BRIEF -> Pull every line containing the word "silk" out of the material below.

START DATASET EXCERPTS

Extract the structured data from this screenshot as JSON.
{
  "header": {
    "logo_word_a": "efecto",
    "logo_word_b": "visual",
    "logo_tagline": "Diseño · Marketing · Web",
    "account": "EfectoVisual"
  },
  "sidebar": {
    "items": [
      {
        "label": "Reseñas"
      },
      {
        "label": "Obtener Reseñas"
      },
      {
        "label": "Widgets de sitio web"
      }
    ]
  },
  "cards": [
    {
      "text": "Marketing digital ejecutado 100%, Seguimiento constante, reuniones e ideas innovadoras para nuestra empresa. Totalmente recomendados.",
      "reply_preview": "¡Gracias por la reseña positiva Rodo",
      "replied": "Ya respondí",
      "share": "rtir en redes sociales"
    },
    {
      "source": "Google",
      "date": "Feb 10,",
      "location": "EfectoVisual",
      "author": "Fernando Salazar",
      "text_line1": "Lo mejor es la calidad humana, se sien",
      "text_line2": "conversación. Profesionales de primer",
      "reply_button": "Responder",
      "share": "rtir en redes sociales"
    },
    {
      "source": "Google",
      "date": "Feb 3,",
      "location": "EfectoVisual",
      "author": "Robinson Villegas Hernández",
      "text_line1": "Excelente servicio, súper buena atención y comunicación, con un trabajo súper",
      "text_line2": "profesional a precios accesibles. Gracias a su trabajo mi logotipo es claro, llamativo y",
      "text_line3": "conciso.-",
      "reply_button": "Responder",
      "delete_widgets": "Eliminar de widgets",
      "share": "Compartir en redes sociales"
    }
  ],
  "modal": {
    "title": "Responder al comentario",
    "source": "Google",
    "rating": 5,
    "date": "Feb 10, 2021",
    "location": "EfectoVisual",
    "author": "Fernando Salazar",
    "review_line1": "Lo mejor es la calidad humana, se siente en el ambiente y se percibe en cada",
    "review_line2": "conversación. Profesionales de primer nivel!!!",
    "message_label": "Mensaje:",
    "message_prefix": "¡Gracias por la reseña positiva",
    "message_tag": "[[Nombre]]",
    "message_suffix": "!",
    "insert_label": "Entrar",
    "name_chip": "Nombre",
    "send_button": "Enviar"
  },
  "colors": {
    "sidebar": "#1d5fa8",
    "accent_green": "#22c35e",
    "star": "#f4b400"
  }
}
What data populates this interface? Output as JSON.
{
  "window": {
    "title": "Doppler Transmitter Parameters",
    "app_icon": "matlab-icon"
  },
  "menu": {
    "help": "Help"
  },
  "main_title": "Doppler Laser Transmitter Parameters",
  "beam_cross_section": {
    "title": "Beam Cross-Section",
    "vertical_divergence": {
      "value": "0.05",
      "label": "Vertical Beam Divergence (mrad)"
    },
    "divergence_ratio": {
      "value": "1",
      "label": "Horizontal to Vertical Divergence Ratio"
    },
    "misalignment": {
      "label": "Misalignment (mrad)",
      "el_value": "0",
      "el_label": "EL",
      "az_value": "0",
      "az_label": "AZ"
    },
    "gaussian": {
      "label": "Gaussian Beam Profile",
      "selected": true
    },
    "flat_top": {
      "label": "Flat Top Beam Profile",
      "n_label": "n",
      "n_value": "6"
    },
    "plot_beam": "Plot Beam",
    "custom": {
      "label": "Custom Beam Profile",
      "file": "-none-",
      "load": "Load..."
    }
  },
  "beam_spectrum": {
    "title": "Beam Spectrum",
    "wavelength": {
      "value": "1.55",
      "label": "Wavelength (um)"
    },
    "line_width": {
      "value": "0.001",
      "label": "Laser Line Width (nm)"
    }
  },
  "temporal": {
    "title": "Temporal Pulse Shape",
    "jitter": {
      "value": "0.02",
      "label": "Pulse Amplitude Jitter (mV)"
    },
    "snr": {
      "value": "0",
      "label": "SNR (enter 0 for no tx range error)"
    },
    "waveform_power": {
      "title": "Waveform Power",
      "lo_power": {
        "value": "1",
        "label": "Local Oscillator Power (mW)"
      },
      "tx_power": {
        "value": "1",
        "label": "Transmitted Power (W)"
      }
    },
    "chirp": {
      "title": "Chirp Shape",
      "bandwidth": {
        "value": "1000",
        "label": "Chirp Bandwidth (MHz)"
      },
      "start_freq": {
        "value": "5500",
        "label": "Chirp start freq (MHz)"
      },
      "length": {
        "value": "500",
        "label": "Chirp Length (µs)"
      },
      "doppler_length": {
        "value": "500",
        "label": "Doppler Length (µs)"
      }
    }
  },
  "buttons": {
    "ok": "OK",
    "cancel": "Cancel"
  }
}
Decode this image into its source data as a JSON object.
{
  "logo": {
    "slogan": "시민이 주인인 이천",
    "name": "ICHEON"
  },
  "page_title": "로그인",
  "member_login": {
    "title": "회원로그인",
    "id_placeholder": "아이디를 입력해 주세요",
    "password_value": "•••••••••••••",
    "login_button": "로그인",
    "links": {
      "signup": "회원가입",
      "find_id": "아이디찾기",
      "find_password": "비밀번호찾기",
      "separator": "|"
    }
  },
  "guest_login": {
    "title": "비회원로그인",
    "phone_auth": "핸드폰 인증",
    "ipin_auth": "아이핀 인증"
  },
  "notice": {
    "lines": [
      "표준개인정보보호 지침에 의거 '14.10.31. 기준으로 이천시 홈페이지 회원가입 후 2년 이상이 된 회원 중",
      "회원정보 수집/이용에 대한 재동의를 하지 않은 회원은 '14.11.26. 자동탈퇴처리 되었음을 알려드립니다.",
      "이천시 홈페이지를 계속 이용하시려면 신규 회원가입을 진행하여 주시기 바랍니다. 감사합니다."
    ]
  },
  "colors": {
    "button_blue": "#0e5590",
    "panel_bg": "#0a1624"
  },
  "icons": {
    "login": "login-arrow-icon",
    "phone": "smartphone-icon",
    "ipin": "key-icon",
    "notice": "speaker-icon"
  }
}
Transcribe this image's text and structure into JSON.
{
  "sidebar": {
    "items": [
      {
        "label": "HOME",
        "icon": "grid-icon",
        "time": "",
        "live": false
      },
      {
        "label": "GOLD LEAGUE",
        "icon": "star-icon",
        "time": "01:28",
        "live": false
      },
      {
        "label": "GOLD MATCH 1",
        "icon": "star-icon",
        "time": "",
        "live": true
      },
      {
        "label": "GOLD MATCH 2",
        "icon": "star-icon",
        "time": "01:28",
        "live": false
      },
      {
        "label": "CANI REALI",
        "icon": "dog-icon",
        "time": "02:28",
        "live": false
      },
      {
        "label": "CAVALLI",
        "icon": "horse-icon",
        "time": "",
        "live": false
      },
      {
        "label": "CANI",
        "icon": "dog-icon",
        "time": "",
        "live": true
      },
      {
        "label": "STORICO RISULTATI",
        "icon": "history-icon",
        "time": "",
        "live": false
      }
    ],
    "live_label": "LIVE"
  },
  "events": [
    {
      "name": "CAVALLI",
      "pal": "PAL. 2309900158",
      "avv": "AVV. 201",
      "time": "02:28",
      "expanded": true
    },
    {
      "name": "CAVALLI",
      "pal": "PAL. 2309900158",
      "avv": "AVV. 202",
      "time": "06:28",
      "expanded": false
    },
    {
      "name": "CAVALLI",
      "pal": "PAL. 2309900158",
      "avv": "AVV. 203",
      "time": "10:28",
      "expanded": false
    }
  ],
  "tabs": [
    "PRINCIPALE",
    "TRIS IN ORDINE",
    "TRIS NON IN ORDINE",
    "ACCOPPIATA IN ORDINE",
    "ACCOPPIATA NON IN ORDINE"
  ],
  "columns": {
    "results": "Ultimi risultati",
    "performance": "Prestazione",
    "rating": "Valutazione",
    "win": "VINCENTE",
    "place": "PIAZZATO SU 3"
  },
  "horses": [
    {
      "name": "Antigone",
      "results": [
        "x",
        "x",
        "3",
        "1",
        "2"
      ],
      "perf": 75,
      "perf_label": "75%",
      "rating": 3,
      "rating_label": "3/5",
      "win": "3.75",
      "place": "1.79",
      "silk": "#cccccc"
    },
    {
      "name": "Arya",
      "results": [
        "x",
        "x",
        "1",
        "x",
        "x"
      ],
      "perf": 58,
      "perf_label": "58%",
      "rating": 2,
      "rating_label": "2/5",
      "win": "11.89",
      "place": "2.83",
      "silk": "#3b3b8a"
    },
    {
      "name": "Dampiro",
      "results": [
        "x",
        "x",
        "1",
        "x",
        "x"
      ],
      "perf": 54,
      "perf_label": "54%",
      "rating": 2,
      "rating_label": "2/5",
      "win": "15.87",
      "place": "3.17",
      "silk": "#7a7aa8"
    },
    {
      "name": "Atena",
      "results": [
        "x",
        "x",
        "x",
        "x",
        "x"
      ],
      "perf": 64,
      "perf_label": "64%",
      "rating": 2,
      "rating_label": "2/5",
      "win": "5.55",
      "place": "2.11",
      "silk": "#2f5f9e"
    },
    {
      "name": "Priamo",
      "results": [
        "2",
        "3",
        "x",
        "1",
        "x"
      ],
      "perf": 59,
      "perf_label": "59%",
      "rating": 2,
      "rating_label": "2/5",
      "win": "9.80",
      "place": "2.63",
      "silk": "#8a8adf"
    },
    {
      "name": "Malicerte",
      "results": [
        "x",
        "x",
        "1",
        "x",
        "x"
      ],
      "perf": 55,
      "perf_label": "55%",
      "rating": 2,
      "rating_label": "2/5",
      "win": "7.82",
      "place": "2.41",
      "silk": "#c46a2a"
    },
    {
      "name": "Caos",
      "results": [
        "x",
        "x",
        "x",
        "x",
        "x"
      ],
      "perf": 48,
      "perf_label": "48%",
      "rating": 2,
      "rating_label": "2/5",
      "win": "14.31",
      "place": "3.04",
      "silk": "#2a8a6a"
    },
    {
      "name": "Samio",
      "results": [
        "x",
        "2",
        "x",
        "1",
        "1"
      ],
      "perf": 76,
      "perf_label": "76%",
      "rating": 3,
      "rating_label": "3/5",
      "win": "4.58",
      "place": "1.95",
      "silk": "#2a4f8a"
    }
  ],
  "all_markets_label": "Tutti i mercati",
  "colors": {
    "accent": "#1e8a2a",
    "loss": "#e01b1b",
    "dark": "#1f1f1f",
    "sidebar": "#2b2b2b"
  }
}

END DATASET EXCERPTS

COMPLETED EXERCISE ->
      "silk": "#cccccc"
      "silk": "#3b3b8a"
      "silk": "#7a7aa8"
      "silk": "#2f5f9e"
      "silk": "#8a8adf"
      "silk": "#c46a2a"
      "silk": "#2a8a6a"
      "silk": "#2a4f8a"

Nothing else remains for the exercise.